→ **Source records**

★ ★ ★ ★ ★

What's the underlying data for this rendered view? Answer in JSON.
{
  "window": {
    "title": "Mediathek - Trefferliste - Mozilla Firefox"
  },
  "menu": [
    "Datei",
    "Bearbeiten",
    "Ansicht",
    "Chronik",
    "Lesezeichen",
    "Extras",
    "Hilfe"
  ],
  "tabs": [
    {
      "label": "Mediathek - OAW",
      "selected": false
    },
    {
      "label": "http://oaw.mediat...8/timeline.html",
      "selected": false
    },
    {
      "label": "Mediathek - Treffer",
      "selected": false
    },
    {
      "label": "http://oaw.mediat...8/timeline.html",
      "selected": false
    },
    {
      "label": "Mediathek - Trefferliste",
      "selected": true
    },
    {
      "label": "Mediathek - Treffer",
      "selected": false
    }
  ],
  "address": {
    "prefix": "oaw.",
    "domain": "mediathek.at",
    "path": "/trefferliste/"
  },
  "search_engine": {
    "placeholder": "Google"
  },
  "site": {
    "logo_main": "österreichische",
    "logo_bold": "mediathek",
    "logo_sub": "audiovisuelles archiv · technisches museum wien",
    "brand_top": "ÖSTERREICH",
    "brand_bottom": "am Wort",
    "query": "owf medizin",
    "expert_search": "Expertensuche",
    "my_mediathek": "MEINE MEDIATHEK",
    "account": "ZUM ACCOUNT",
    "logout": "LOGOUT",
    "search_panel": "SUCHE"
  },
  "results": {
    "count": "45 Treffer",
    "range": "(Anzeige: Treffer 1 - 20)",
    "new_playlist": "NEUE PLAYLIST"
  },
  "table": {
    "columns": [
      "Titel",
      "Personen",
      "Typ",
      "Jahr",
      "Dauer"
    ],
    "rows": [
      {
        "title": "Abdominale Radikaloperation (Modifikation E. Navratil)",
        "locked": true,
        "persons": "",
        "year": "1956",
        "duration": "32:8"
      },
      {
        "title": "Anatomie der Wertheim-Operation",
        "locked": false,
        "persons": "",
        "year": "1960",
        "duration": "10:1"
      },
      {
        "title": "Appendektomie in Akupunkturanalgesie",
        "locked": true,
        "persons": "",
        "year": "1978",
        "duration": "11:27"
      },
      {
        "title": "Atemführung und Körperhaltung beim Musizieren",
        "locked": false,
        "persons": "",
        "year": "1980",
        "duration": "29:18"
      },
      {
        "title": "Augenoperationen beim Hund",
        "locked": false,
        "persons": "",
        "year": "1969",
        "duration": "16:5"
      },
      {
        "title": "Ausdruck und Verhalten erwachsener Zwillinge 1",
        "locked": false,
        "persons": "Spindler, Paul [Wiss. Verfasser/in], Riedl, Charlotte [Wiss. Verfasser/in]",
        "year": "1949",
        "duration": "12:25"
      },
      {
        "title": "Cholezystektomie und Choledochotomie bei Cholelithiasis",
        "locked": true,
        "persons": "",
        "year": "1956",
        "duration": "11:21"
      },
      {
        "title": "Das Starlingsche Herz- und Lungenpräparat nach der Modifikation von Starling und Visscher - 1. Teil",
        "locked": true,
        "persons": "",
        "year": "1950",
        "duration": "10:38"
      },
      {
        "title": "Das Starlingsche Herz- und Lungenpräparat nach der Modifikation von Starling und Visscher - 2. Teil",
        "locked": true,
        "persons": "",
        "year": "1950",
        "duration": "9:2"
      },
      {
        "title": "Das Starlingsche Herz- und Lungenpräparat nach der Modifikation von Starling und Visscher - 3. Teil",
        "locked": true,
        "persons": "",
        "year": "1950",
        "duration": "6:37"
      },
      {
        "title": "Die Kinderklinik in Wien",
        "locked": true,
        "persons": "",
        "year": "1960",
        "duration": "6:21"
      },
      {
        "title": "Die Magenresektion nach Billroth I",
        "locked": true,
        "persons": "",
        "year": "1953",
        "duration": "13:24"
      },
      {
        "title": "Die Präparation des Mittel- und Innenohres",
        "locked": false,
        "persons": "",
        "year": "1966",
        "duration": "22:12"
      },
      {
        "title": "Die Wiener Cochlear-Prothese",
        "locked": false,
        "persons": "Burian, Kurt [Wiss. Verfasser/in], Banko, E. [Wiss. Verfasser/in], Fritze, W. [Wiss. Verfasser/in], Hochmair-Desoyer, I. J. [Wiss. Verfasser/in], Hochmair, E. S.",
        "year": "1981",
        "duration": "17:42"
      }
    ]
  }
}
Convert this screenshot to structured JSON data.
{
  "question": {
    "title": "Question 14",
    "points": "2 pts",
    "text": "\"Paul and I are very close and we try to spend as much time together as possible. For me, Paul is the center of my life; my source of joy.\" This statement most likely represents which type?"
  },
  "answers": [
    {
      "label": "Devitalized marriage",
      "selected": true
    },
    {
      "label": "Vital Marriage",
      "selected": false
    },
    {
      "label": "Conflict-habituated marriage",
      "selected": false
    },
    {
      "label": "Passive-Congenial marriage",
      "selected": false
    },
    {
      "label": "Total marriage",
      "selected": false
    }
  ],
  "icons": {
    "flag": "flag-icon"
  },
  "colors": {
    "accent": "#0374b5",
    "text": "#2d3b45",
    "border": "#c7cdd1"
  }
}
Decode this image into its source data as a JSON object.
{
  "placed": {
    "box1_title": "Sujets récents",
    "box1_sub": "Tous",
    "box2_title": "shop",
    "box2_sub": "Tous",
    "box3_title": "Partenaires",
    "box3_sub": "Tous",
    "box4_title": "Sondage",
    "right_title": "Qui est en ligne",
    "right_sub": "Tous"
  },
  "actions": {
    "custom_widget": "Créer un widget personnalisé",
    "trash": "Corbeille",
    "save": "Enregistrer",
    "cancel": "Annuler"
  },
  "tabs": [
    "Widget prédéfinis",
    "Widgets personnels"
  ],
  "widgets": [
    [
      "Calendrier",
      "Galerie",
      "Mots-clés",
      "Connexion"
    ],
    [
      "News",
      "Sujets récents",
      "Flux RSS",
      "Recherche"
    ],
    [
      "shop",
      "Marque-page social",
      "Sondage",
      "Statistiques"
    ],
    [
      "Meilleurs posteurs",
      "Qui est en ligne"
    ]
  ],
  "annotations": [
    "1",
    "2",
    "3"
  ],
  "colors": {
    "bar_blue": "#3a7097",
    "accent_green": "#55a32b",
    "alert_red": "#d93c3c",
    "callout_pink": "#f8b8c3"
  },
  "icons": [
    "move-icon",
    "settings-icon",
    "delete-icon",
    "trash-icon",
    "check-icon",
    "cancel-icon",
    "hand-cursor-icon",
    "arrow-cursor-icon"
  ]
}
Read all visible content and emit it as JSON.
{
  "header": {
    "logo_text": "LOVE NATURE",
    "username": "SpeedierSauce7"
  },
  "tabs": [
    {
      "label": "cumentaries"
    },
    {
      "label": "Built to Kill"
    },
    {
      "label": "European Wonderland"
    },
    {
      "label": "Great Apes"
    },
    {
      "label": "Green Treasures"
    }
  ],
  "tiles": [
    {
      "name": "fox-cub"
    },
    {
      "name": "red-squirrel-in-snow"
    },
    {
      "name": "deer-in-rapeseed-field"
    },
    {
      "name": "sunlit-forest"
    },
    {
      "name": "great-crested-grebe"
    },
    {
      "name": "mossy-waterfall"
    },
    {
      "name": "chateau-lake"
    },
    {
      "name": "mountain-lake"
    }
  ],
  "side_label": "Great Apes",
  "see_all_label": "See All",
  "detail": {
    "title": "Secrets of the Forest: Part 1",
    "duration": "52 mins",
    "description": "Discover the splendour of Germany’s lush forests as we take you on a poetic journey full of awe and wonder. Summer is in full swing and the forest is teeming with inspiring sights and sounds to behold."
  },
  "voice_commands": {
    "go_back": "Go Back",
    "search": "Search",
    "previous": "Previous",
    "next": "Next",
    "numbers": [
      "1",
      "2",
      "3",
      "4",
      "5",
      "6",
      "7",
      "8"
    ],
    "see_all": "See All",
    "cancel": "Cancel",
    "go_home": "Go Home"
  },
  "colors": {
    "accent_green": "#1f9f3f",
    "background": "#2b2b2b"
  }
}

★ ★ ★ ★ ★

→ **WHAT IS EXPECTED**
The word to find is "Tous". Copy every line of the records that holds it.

→ **SOLUTION TO THE EXERCISE**
    "box1_sub": "Tous",
    "box2_sub": "Tous",
    "box3_sub": "Tous",
    "right_sub": "Tous"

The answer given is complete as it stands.